Task instructions: Reproduce every entry exactly.

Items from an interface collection
● ● ● ● ● ● ●

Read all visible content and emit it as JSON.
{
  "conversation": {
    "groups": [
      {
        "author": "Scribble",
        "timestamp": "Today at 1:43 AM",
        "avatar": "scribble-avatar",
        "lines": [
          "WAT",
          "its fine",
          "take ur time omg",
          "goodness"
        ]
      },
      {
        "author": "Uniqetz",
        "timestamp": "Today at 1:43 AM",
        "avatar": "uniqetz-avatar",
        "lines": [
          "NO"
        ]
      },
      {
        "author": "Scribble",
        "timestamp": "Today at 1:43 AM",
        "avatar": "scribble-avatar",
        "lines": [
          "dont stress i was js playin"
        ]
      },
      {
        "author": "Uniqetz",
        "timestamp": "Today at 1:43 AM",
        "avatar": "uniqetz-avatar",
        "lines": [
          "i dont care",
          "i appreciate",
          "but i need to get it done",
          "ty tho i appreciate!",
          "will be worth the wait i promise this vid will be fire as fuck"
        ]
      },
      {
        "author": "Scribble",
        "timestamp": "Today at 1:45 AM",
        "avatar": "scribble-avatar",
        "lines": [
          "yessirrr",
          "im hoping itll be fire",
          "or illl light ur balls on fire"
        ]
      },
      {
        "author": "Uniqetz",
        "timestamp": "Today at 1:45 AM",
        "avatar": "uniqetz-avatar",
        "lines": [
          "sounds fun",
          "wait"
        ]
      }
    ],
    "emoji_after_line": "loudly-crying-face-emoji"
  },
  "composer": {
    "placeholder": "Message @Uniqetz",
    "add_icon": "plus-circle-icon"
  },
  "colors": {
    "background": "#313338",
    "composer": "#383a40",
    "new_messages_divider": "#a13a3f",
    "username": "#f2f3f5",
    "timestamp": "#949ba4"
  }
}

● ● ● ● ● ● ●

The completed task:
Read all visible content and emit it as JSON.
{
  "conversation": {
    "groups": [
      {
        "author": "Scribble",
        "timestamp": "Today at 1:43 AM",
        "avatar": "scribble-avatar",
        "lines": [
          "WAT",
          "its fine",
          "take ur time omg",
          "goodness"
        ]
      },
      {
        "author": "Uniqetz",
        "timestamp": "Today at 1:43 AM",
        "avatar": "uniqetz-avatar",
        "lines": [
          "NO"
        ]
      },
      {
        "author": "Scribble",
        "timestamp": "Today at 1:43 AM",
        "avatar": "scribble-avatar",
        "lines": [
          "dont stress i was js playin"
        ]
      },
      {
        "author": "Uniqetz",
        "timestamp": "Today at 1:43 AM",
        "avatar": "uniqetz-avatar",
        "lines": [
          "i dont care",
          "i appreciate",
          "but i need to get it done",
          "ty tho i appreciate!",
          "will be worth the wait i promise this vid will be fire as fuck"
        ]
      },
      {
        "author": "Scribble",
        "timestamp": "Today at 1:45 AM",
        "avatar": "scribble-avatar",
        "lines": [
          "yessirrr",
          "im hoping itll be fire",
          "or illl light ur balls on fire"
        ]
      },
      {
        "author": "Uniqetz",
        "timestamp": "Today at 1:45 AM",
        "avatar": "uniqetz-avatar",
        "lines": [
          "sounds fun",
          "wait"
        ]
      }
    ],
    "emoji_after_line": "loudly-crying-face-emoji"
  },
  "composer": {
    "placeholder": "Message @Uniqetz",
    "add_icon": "plus-circle-icon"
  },
  "colors": {
    "background": "#313338",
    "composer": "#383a40",
    "new_messages_divider": "#a13a3f",
    "username": "#f2f3f5",
    "timestamp": "#949ba4"
  }
}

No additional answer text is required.